Offering VR as their own standalone attraction has proven a strong money maker; developers like MajorMega, with their ‘HyperDeck VR’ attraction, incorporating haptic effects and a motion floor, all to play their new arcade-style shooter ‘Die Zombies!’. Standalone attractions also include VR simulators like from Matrix Technology with their ‘ORB Game’ – a new Pod enclosure comprising four VR motion seats.

The ability to offer simulator motion experiences in VR have seen developers like Talon Simulations release their ‘Talon Vortex’ arcade simulator, a motion-seat with capability to be configured as a racing or flying experience. The amusement industry keen to have VR added to their mix of entertainment have created their own unattended VR cabinets, Raw Thrills showed their ‘MotoGP VR’ – the motorbike racer now including a tethered VR headset.

While LAI Games revealed ‘Asphalt 9 Legends Arcade - VR’, an immersive version of their popular racing arcade game. LAI Games is famous for their two-rider VR experience that has seen an update with ‘Virtual Rabbids: Ultra HD’. While amusement manufacturer UNIS Technology, revealed their new VR arcade-shooter with an immersive pirate theme, ‘Sailor’s Quest: VR’ – incorporating a 5D motion-platform.

VR motorbike action from Raw Thrills | Bild: KWP

An emerging trend witnessed from the event was that of “Immersive Enclosure” technology. Removing the encumbrance of having to use a VR headset to witness the virtual environment and be able to place groups of players in the game without isolating them is an obvious benefit for an industry looking at passing hundreds of guests at a time through their experiences.

Experiences without headset

The latest immersive technology was employed on many booths that removed the need for headsets. One such example was from Brogent Technologies, showing their F1 simulator, on their ‘miRide’ motion base. The system using a unique mini-LED dome display filling the racers full field-of-view (FOV). Other developers creating immersive enclosures included INOWIZE and their new ‘QBIX’ – an interactive portal, using projection and tracked controllers to blast hordes of aliens within the enclosure. While Valo Motion presented their ‘ValoArena’, using computer vision to place the players image and movements in the game, creating a competitive and fast-paced experience.

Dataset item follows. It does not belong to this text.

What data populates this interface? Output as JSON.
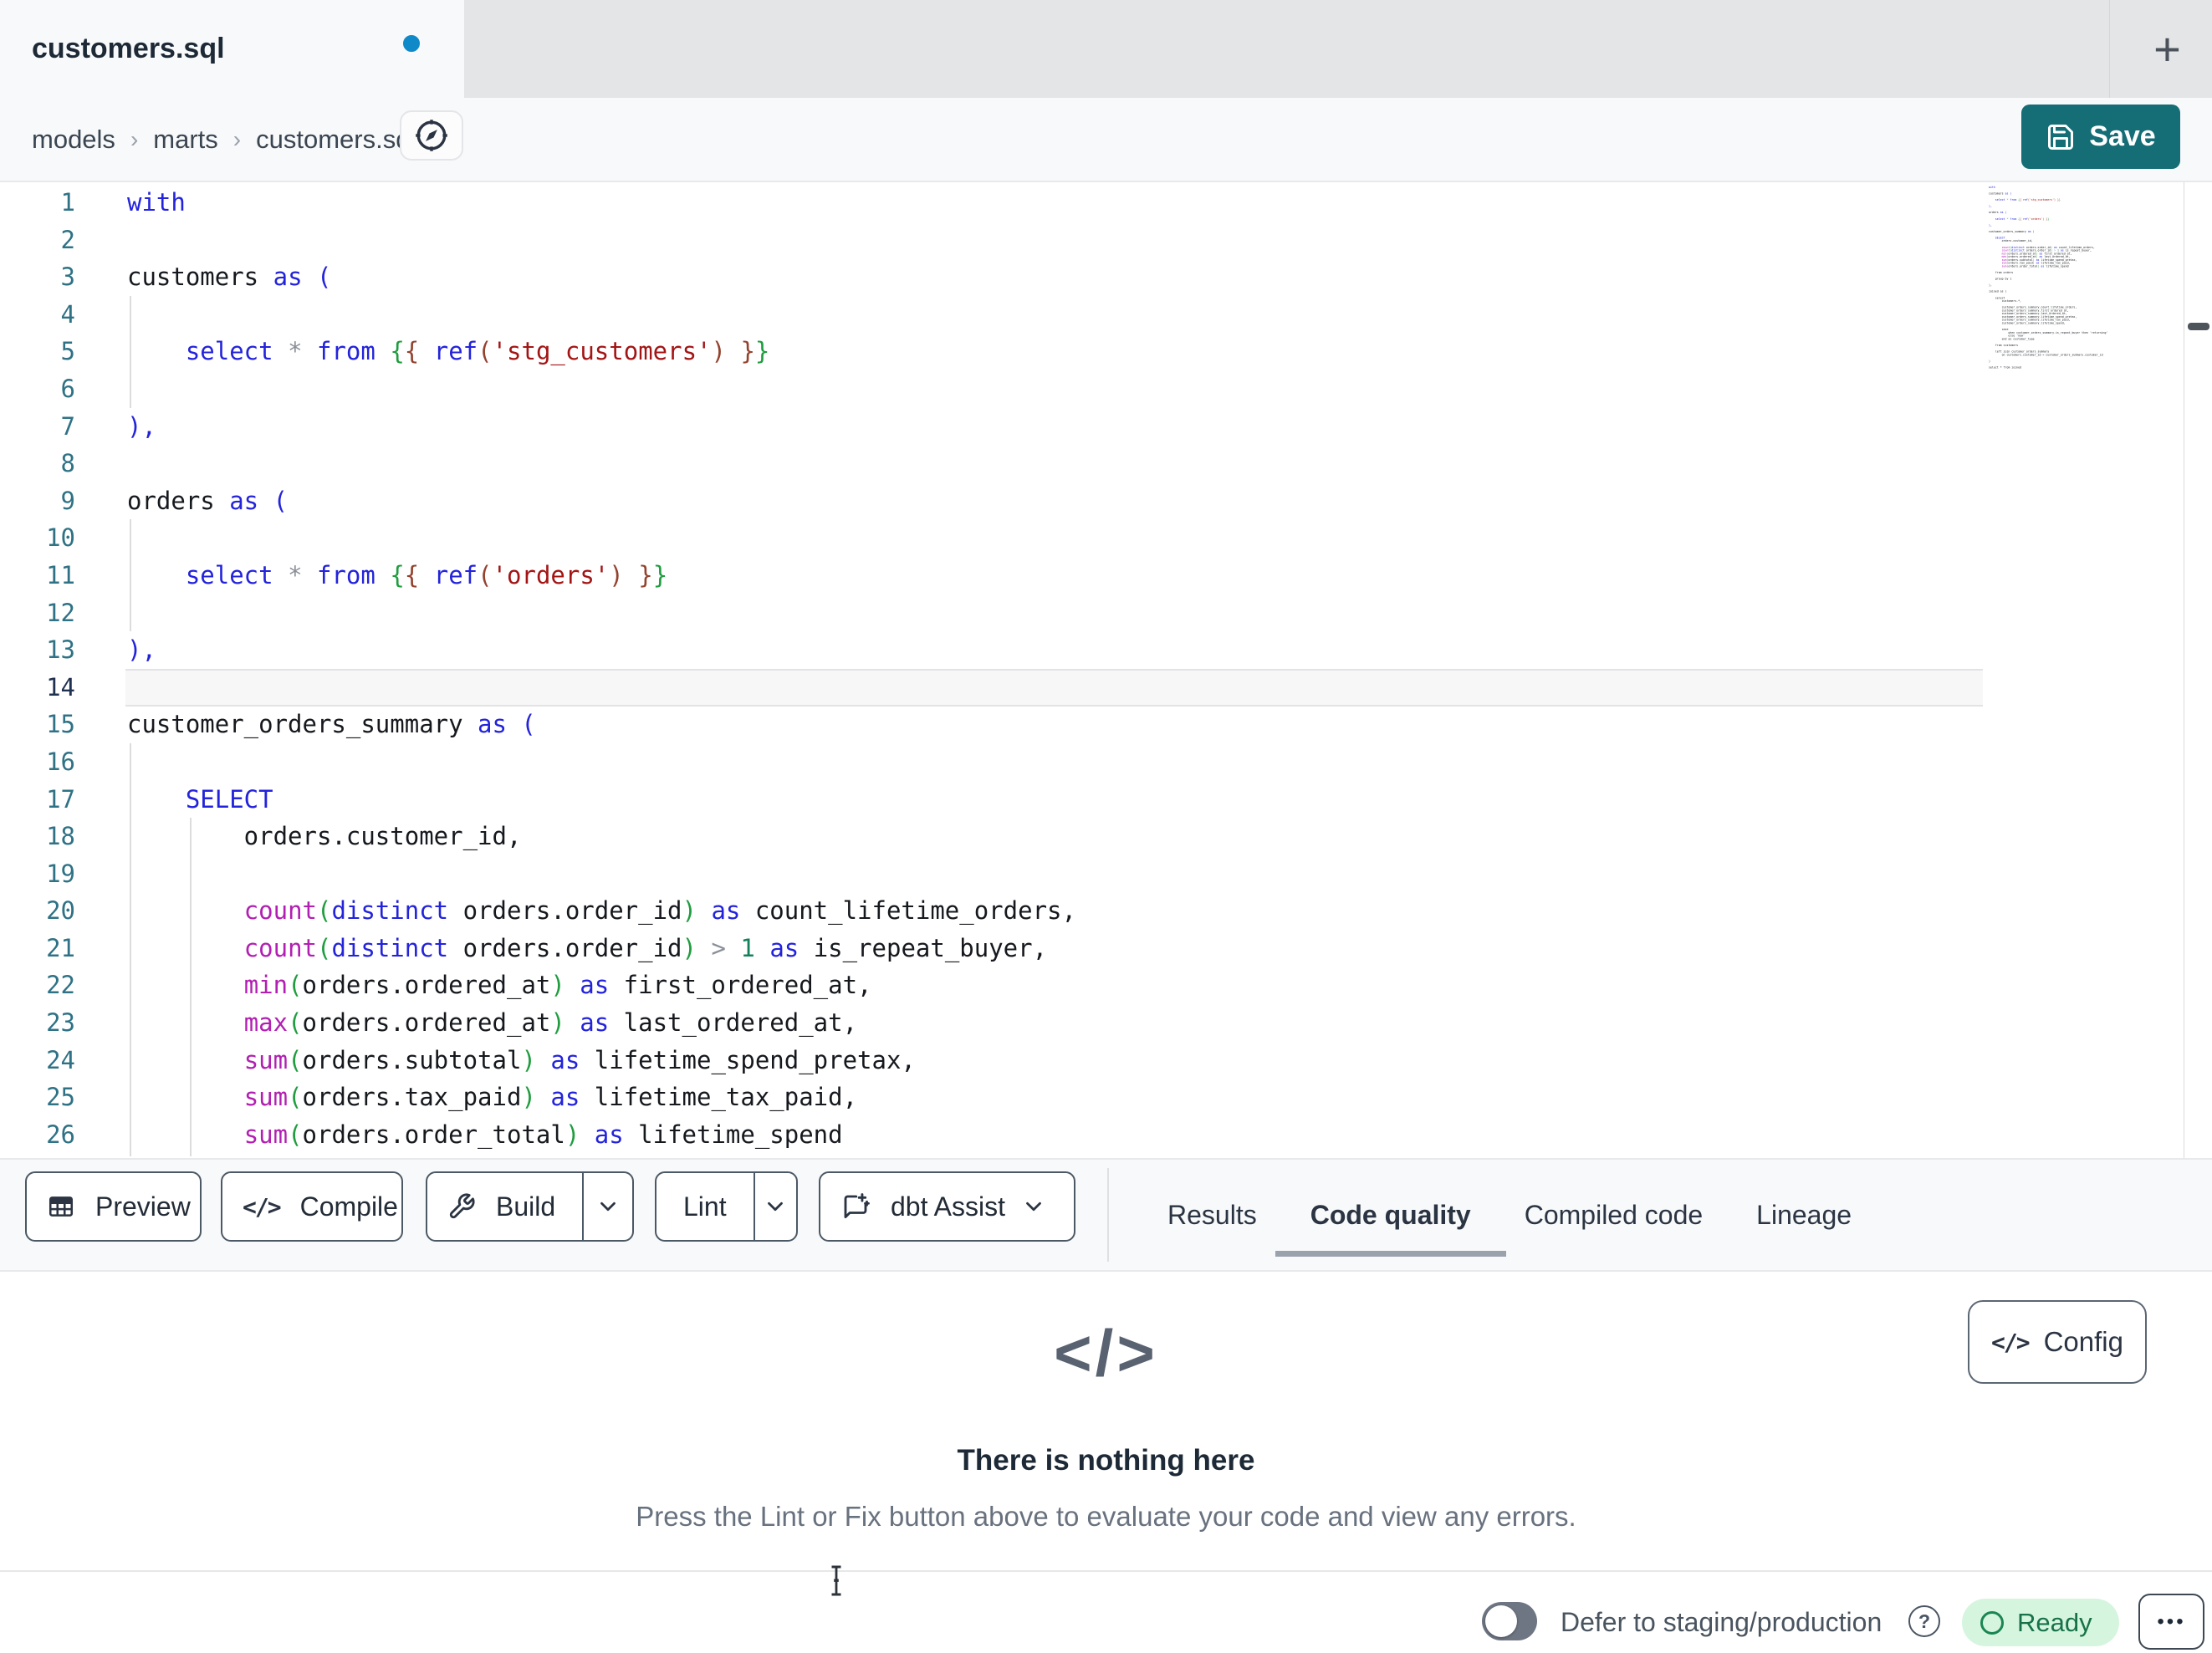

In the game playing ValoArena | Bild: KWP

Another emerging trend defined by the show was that of “Mixed Reality” (MR), using both augmented headsets, and projection systems, superimposing the virtual world onto the guest’s field-of-view, (technology all-encompassing the XR technology revolution). AR glasses were used by exhibitor Enklu for their ‘Verse Immersive’ platform, employing Microsoft HoloLens 2 headsets to place guests in an interactive winter wonderland pop-up experience. While developer and operator Battle Karts promoted their go-kart, projected racecourse attraction, that has seen several openings in Europe.

One surprise application of the projected augmented environment was with AR Axe-Throwing systems. Augmenting the skill game, by adding projected targets and scoring, launched by companies such as Lasertron. This approach of projecting targets and creating mini games on traditional throwing games has been seen with the launch of AR Darts, also on show from 501 Entertainment.

AR Axe-Throwing becomes the next big hit | Bild: KWP

This concludes the snapshot of the leading VR and MR releases revealed at the trade convention. Now the industry will move on to the New Year with launches of brand-new entertainment experiences based on this technology, as well as the release of new IP properties, which we will report on soon.

About the Author – Kevin Williams is a widely-respected specialist on entertainment and technology assisting international clients in developing immersive and interactive entertainment technology and facilities.